++++ Data shown

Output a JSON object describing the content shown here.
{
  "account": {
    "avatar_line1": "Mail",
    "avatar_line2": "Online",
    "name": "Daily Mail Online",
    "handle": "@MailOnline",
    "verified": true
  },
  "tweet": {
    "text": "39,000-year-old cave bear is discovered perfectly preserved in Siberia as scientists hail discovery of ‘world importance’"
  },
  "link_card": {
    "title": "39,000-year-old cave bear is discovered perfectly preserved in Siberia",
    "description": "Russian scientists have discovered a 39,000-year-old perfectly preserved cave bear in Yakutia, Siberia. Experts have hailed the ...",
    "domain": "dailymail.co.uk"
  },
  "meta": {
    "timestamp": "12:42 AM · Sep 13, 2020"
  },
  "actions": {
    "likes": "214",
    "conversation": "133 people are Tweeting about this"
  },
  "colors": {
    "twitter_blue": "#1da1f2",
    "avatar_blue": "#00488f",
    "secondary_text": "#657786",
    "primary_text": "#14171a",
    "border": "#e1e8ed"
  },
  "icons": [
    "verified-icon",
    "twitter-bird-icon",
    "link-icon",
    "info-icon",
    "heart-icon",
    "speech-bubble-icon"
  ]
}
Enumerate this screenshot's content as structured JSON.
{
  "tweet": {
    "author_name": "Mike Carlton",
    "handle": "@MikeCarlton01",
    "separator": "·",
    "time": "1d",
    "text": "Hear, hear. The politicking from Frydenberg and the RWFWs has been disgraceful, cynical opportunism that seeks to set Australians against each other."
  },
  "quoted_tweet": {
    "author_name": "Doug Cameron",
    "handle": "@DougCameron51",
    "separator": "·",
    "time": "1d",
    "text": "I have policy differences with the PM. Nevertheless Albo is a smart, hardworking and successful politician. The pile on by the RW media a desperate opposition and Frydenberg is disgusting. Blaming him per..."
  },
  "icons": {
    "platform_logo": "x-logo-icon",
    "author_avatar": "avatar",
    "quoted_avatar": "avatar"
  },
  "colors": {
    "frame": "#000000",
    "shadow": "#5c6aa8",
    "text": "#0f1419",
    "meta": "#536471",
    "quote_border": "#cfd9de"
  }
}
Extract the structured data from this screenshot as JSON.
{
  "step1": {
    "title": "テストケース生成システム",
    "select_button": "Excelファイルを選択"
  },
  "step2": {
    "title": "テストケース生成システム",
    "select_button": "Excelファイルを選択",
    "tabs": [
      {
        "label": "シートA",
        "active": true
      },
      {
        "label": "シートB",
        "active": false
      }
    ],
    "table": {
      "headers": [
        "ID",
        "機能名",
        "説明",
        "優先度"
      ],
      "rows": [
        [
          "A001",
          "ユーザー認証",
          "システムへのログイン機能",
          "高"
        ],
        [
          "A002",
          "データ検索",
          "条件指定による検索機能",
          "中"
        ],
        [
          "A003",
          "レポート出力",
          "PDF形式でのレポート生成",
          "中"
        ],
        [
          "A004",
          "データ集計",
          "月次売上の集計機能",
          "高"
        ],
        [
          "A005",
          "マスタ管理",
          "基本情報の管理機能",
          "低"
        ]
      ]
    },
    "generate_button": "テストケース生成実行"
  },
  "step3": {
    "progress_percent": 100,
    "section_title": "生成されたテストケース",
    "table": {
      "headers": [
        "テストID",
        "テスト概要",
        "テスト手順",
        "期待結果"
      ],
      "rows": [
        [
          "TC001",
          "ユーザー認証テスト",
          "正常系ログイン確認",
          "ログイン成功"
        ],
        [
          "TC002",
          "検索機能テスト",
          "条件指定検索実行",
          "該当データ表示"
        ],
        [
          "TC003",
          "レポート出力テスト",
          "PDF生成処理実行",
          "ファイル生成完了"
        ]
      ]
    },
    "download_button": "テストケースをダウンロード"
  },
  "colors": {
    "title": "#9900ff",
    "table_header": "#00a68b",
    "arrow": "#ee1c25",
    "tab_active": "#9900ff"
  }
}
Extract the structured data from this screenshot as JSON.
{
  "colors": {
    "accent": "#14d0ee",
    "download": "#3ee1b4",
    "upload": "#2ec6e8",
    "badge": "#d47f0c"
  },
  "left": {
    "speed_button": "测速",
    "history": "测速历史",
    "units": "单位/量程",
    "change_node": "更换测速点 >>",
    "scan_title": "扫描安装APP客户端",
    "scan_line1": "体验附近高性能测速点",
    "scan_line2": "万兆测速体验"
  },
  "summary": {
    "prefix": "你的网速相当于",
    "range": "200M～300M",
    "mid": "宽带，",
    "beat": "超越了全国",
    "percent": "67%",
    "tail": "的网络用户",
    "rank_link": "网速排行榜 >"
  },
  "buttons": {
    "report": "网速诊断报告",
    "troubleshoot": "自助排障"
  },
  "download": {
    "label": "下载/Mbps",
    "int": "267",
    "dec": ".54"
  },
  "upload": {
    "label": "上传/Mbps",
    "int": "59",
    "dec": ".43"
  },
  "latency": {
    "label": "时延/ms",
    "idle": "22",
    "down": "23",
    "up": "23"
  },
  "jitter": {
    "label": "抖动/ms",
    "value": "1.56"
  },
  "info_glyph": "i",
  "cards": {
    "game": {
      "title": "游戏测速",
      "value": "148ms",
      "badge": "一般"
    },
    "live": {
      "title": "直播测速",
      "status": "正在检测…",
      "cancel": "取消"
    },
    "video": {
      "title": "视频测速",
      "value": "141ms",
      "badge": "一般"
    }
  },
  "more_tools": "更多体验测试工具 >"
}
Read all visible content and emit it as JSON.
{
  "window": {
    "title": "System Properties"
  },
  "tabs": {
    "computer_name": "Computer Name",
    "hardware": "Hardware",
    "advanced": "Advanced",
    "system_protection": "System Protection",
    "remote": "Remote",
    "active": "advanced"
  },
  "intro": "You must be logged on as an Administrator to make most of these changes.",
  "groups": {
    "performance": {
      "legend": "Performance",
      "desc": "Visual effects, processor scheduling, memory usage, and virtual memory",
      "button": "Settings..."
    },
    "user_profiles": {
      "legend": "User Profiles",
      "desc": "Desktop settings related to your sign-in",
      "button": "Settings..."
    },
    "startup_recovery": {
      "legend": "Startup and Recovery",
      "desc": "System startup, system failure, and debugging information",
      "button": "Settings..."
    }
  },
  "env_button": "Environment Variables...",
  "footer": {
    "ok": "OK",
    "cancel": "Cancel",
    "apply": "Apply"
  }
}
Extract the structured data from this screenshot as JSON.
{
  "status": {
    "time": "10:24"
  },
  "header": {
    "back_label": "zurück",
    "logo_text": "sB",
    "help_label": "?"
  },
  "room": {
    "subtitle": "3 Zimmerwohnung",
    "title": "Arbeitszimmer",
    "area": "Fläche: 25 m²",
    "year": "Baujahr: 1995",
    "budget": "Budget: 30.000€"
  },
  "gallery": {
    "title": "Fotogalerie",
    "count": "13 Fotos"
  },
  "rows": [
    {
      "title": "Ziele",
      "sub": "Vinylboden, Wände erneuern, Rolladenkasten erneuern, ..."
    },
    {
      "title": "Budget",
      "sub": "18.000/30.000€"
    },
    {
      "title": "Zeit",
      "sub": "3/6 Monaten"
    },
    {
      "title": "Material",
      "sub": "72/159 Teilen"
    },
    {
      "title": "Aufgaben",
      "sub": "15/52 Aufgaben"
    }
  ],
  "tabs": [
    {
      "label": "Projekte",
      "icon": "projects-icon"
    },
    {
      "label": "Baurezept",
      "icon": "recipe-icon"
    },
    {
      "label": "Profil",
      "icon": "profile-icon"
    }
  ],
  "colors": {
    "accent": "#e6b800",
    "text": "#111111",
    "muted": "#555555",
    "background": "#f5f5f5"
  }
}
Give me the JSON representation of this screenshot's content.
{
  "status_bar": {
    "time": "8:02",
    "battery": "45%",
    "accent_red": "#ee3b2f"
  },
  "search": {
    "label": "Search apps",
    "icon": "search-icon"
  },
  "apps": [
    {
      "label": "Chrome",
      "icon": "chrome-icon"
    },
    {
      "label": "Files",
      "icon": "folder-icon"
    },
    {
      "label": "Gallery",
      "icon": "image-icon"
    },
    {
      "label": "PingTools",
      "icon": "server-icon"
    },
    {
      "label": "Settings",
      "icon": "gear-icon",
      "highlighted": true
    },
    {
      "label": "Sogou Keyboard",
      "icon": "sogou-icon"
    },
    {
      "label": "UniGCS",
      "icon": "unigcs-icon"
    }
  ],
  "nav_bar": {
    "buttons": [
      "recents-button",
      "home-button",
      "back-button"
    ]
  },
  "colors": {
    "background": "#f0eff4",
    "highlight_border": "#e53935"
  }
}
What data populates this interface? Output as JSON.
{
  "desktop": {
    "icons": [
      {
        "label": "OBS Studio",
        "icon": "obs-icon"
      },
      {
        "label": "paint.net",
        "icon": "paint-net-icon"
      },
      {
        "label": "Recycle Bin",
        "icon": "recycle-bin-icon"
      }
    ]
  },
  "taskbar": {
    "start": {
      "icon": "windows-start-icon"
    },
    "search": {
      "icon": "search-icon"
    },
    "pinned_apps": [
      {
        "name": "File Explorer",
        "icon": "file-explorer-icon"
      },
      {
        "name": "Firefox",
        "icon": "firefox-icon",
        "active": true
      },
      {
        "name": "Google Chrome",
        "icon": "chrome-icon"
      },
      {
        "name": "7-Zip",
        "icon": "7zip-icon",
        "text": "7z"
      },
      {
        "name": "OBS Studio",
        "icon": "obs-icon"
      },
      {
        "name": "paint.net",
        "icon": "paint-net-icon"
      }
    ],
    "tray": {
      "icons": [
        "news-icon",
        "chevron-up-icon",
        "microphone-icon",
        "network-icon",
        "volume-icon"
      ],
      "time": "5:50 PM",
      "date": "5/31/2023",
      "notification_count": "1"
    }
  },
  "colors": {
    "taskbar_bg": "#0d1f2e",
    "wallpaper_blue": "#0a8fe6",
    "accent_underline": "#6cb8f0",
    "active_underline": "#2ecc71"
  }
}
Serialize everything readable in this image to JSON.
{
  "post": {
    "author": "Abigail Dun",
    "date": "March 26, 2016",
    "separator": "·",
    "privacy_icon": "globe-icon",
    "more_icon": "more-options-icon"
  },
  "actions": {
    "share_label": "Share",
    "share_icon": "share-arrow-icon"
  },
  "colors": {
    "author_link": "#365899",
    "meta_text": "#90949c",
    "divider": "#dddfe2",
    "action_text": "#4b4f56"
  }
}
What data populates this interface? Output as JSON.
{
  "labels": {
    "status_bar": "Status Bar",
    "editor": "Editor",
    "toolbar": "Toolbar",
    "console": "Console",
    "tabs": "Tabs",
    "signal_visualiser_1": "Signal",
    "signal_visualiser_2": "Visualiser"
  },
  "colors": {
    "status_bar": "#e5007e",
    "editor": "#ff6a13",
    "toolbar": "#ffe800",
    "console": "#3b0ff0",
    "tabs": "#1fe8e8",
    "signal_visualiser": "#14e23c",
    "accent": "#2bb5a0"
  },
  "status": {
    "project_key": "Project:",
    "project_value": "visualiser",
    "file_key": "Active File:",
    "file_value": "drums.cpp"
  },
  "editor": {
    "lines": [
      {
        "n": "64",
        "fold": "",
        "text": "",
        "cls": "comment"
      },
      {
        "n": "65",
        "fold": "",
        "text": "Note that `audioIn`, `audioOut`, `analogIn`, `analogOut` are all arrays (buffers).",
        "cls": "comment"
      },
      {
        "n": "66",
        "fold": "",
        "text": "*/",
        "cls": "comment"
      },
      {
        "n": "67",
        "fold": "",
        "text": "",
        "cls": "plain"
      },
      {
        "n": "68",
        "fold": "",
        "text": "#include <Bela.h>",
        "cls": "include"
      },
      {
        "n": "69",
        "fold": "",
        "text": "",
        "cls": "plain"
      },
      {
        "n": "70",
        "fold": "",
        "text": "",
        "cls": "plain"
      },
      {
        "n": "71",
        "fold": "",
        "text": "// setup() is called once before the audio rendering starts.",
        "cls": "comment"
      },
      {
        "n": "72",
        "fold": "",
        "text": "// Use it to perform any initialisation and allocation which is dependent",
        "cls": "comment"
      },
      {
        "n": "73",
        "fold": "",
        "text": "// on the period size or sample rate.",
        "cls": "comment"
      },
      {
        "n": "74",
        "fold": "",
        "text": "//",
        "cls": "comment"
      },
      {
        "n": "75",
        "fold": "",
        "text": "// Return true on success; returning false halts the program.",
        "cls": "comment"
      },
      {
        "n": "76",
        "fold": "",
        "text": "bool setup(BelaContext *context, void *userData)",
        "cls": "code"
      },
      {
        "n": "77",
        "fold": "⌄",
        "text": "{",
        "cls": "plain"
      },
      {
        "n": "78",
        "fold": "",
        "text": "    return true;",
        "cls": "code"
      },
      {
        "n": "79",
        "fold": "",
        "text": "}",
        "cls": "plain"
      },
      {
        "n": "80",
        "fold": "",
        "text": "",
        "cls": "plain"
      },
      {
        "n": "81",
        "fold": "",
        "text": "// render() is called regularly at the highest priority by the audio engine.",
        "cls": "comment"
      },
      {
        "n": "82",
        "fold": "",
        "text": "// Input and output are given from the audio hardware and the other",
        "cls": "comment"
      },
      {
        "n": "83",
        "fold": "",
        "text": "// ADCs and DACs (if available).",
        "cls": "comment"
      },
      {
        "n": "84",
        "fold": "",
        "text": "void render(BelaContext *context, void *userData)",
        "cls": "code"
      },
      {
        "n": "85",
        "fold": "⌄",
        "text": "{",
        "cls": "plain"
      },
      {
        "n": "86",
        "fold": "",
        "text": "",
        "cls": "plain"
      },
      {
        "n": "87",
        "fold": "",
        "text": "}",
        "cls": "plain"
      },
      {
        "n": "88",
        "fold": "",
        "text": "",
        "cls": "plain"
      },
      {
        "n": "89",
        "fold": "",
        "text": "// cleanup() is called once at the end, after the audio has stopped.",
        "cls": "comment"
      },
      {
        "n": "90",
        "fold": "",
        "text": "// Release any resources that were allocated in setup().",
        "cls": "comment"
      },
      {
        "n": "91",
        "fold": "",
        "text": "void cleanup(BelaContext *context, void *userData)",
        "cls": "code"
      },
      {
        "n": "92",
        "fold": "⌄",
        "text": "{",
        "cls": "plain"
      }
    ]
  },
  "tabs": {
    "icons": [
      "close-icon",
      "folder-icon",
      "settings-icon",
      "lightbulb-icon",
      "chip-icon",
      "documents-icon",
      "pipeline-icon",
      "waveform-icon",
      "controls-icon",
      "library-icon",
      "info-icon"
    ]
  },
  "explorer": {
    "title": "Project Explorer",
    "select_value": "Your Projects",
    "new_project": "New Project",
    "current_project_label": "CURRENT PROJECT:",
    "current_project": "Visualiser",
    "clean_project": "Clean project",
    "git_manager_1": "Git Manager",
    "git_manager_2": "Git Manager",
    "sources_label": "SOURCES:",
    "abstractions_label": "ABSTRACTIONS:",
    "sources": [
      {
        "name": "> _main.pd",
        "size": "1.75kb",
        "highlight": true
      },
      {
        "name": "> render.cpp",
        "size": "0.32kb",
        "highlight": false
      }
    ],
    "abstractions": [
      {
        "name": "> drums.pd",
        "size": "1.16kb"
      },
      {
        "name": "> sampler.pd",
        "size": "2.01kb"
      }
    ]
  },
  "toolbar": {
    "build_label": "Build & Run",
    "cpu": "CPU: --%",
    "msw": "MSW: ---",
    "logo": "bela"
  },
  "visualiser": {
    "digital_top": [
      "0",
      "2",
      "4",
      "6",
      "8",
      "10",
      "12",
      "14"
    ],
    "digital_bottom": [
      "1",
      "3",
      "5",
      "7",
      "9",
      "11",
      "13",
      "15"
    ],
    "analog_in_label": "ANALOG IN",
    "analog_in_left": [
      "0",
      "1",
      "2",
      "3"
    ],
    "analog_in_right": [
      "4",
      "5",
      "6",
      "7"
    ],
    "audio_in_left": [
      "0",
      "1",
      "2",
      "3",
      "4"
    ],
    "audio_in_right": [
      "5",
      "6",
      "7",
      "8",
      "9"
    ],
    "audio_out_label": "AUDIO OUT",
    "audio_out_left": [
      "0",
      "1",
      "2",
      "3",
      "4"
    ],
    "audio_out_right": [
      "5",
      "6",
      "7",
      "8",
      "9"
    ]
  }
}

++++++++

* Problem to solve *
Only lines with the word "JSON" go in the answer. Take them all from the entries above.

* Task result *
Output a JSON object describing the content shown here.
Enumerate this screenshot's content as structured JSON.
Extract the structured data from this screenshot as JSON.
Extract the structured data from this screenshot as JSON.
Read all visible content and emit it as JSON.
Extract the structured data from this screenshot as JSON.
Give me the JSON representation of this screenshot's content.
What data populates this interface? Output as JSON.
Serialize everything readable in this image to JSON.
What data populates this interface? Output as JSON.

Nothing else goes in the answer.